He also tried to contact her 90 times, including at least 40 text messages, over the four days.

In a victim personal statement, she said the ordeal left her 'scared to leave her home' and has made her depression worse, as the incident forced her to reflect on the years she’d 'suffered' with him. 

She is full of regrets, she added, and wished she could change the past.

Chafe initially denied the offence, but changed his plea to guilty on July 10, 2023, the day his trial was due to begin.

He was sentenced on August 7 to a £200 fine, and ordered to pay £400 costs and £114 victim surcharge, deducted from his benefits at £5 per week.

Chafe lodged an appeal against both his conviction and his sentence, which was heard by a judge and two magistrates at Chester Crown Court on Friday, February 16.

The judge, recorder Eric Lamb, was confused why Chafe was appealing a conviction he’d pleaded guilty to.

Chafe, representing himself, said: “I kind of felt like I had to. I feel it was under duress.
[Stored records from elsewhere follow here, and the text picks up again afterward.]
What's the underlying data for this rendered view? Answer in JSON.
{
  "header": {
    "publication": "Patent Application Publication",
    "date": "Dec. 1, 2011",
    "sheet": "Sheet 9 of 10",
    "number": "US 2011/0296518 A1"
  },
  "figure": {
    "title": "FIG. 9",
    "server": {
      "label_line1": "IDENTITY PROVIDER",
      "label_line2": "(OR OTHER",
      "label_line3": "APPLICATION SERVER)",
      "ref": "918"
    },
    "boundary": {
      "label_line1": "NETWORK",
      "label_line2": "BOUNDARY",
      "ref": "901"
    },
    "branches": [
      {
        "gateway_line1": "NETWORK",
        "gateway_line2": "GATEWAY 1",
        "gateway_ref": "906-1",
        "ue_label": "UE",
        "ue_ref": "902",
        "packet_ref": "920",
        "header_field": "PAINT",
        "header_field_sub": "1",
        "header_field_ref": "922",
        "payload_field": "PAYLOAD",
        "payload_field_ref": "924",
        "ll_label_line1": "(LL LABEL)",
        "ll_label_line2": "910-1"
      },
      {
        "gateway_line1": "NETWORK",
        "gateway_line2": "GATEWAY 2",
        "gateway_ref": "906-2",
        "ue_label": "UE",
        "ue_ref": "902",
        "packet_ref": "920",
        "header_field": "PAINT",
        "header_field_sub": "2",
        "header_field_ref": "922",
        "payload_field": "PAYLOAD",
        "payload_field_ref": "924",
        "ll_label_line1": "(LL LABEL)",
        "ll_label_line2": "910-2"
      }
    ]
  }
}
I just want to get my side of the story across.”

Recorder Lamb said there was no legal grounds before the court suggesting Chafe could ‘vacate his plea’, but he could challenge his sentence, if he wanted to.

Chafe said he did, on the basis 40 rehabilitation activity days was ‘too long’.

The judge asked Chafe whether he'd been represented by a solicitor at the lower court, to which he answered 'yes'. 

He then also asked whether Chafe felt the rehabilitation requirement was there for his benefit, to which he said ‘no’.

After a short adjournment, the court rejected Chafe’s appeal.

Recorder Lamb said: "You bombarded your former partner with unpleasant messages and phone calls.

“We find there would have been grounds for a prison sentence here, but the lower court obviously took the view rehabilitation was the foremost concern in this case.

“We find the decision of the lower court was properly tailored to the defendant’s needs and requirements.”

Prosecuting, John Oates asked the bench for £200 towards the CPS’s appeal costs, which Recorder Lamb rejected.

“Mr Chafe already faces substantial financial costs from the lower court,” he added.